Kristen explains that pretty much everything with the bar has changed since her grandpa owned it. “It’s just crazy how times have changed in that period of time.” Cost of a beer went from 25 cents per can to $3.00 over the years. Kozy recalls selling quarts of beer for 50 cents. When Kozy owned the bar, he had one room converted to a bunkhouse, to keep those who shouldn’t drive off the road. Though the bunkhouse is now gone, Kristen keeps customers off the roads if needed with their van service that will pick them up and take them home.

Some things haven’t changed, the charm of those running the bar and the welcoming atmosphere are still the same. They still offer live music three to four times per month, though the music is geared toward the new generation; polka dances are a thing of the past. Kristen explains that there are about a dozen regulars from around the area that still come in, even though they’re a bit older. Some of the “kids” that Kristen grew up with stop in, now they’re adults like her.

Kozy is still a daily visitor to the bar, this time as a guest. He enjoys talking with the customers and telling his stories. His regular spot is at the West end of the bar, sitting in the same spot as he and his wife sat at for years. Kristen even kept that section of the bar top from the old bar just for her grandpa to sit at.

Kristen explains what surprised her the most. “The amount of people and support I had.” She was surprised that, with no liquor license, sales went so well when they opened. The most challenging was getting the food for their menu figured out and gauging how much to order.

If she had to do it over again, she wouldn’t change a thing. She smiles, “I think it’s going pretty well. Way better than I ever thought.” She and her grandpa both agree that the best part of the business are the people.

She invites you to stop in to meet some friendly people or listen to some live music on a band night. You can find them on Facebook under “Kozy’s Bar.” They open at 3:00 PM Monday through Friday and at noon on weekends. The bar closes in the evening whenever the crowd leaves.

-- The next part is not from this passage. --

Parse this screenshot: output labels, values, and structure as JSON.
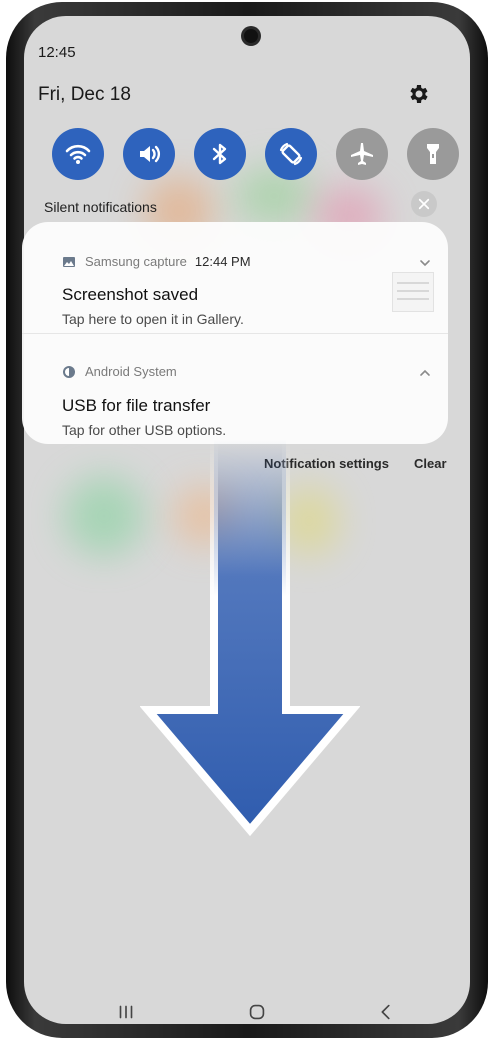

As I sit with Kozy and Kristen, I can see the similarities that run through the family. One thing I see for certain, Kozy’s Bar still has its welcoming charm and fun atmosphere. It’s run by family and when you walk in the front door, you feel like family.